:: Exercise brief ::
Each record below should be returned word for word, with no pictures included.

:: Given records ::

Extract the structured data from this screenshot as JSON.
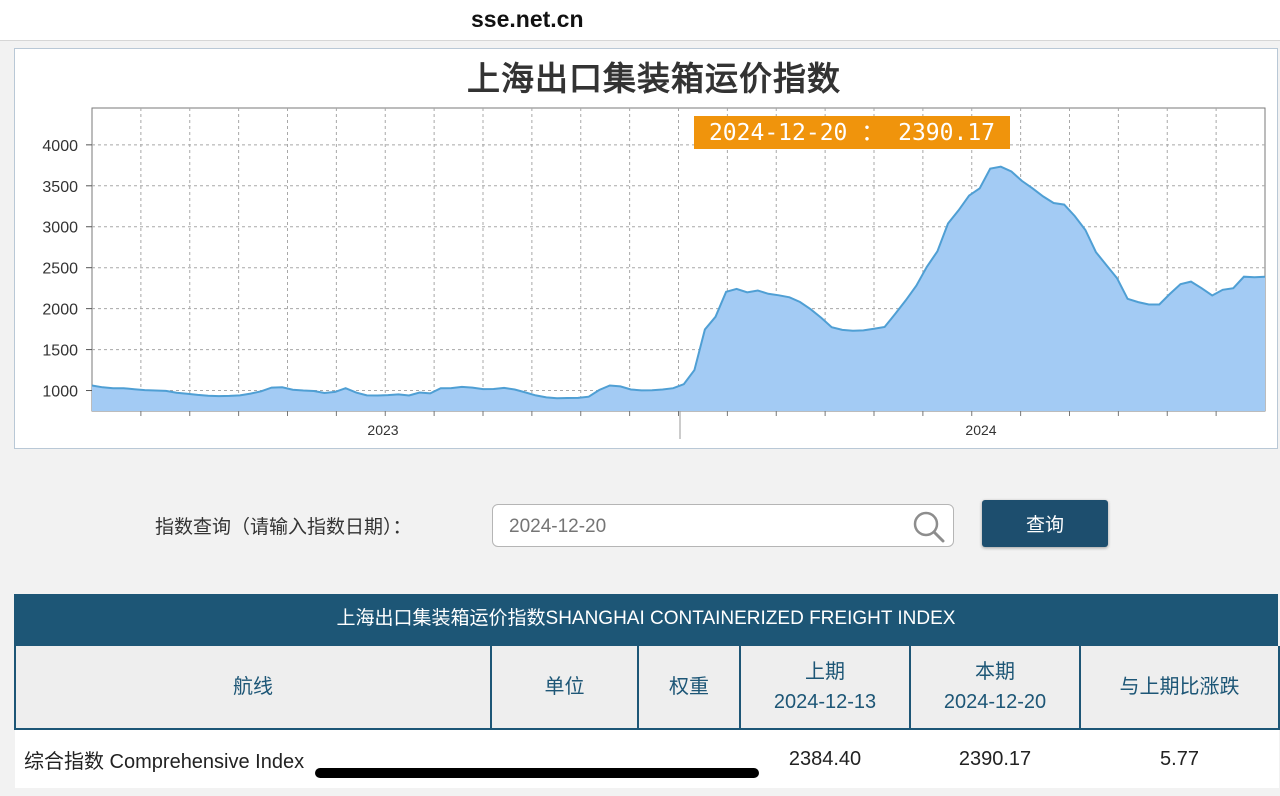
{
  "browser": {
    "url": "sse.net.cn"
  },
  "chart_data": {
    "type": "area",
    "title": "上海出口集装箱运价指数",
    "x_labels": [
      "2023",
      "2024"
    ],
    "y_ticks": [
      1000,
      1500,
      2000,
      2500,
      3000,
      3500,
      4000
    ],
    "ylim": [
      750,
      4450
    ],
    "grid": true,
    "tooltip": "2024-12-20 ： 2390.17",
    "colors": {
      "fill": "#a3cbf4",
      "line": "#4f9fd4",
      "tooltip": "#f0940c"
    },
    "series": [
      {
        "values": [
          1061,
          1039,
          1029,
          1029,
          1016,
          1005,
          1000,
          995,
          973,
          961,
          946,
          936,
          932,
          935,
          940,
          962,
          991,
          1036,
          1040,
          1010,
          1000,
          994,
          970,
          983,
          1029,
          975,
          940,
          939,
          944,
          953,
          939,
          976,
          965,
          1029,
          1030,
          1044,
          1036,
          1017,
          1019,
          1032,
          1013,
          977,
          941,
          916,
          905,
          909,
          910,
          925,
          1006,
          1061,
          1050,
          1013,
          1002,
          1004,
          1013,
          1029,
          1077,
          1250,
          1745,
          1900,
          2206,
          2241,
          2200,
          2221,
          2181,
          2163,
          2139,
          2081,
          1993,
          1889,
          1773,
          1740,
          1731,
          1734,
          1754,
          1776,
          1935,
          2100,
          2280,
          2510,
          2700,
          3040,
          3200,
          3380,
          3470,
          3710,
          3733,
          3675,
          3560,
          3470,
          3370,
          3290,
          3270,
          3130,
          2960,
          2690,
          2530,
          2370,
          2120,
          2080,
          2050,
          2050,
          2180,
          2300,
          2330,
          2250,
          2160,
          2230,
          2250,
          2390,
          2384,
          2390
        ]
      }
    ]
  },
  "query": {
    "label": "指数查询（请输入指数日期）：",
    "placeholder": "2024-12-20",
    "button": "查询"
  },
  "table": {
    "title": "上海出口集装箱运价指数SHANGHAI CONTAINERIZED FREIGHT INDEX",
    "headers": {
      "route": "航线",
      "unit": "单位",
      "weight": "权重",
      "prev_label": "上期",
      "prev_date": "2024-12-13",
      "curr_label": "本期",
      "curr_date": "2024-12-20",
      "change": "与上期比涨跌"
    },
    "rows": [
      {
        "route": "综合指数 Comprehensive Index",
        "unit": "",
        "weight": "",
        "prev": "2384.40",
        "curr": "2390.17",
        "change": "5.77"
      }
    ]
  }
}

:: Solution to this task ::
Extract the structured data from this screenshot as JSON.
{
  "browser": {
    "url": "sse.net.cn"
  },
  "chart_data": {
    "type": "area",
    "title": "上海出口集装箱运价指数",
    "x_labels": [
      "2023",
      "2024"
    ],
    "y_ticks": [
      1000,
      1500,
      2000,
      2500,
      3000,
      3500,
      4000
    ],
    "ylim": [
      750,
      4450
    ],
    "grid": true,
    "tooltip": "2024-12-20 ： 2390.17",
    "colors": {
      "fill": "#a3cbf4",
      "line": "#4f9fd4",
      "tooltip": "#f0940c"
    },
    "series": [
      {
        "values": [
          1061,
          1039,
          1029,
          1029,
          1016,
          1005,
          1000,
          995,
          973,
          961,
          946,
          936,
          932,
          935,
          940,
          962,
          991,
          1036,
          1040,
          1010,
          1000,
          994,
          970,
          983,
          1029,
          975,
          940,
          939,
          944,
          953,
          939,
          976,
          965,
          1029,
          1030,
          1044,
          1036,
          1017,
          1019,
          1032,
          1013,
          977,
          941,
          916,
          905,
          909,
          910,
          925,
          1006,
          1061,
          1050,
          1013,
          1002,
          1004,
          1013,
          1029,
          1077,
          1250,
          1745,
          1900,
          2206,
          2241,
          2200,
          2221,
          2181,
          2163,
          2139,
          2081,
          1993,
          1889,
          1773,
          1740,
          1731,
          1734,
          1754,
          1776,
          1935,
          2100,
          2280,
          2510,
          2700,
          3040,
          3200,
          3380,
          3470,
          3710,
          3733,
          3675,
          3560,
          3470,
          3370,
          3290,
          3270,
          3130,
          2960,
          2690,
          2530,
          2370,
          2120,
          2080,
          2050,
          2050,
          2180,
          2300,
          2330,
          2250,
          2160,
          2230,
          2250,
          2390,
          2384,
          2390
        ]
      }
    ]
  },
  "query": {
    "label": "指数查询（请输入指数日期）：",
    "placeholder": "2024-12-20",
    "button": "查询"
  },
  "table": {
    "title": "上海出口集装箱运价指数SHANGHAI CONTAINERIZED FREIGHT INDEX",
    "headers": {
      "route": "航线",
      "unit": "单位",
      "weight": "权重",
      "prev_label": "上期",
      "prev_date": "2024-12-13",
      "curr_label": "本期",
      "curr_date": "2024-12-20",
      "change": "与上期比涨跌"
    },
    "rows": [
      {
        "route": "综合指数 Comprehensive Index",
        "unit": "",
        "weight": "",
        "prev": "2384.40",
        "curr": "2390.17",
        "change": "5.77"
      }
    ]
  }
}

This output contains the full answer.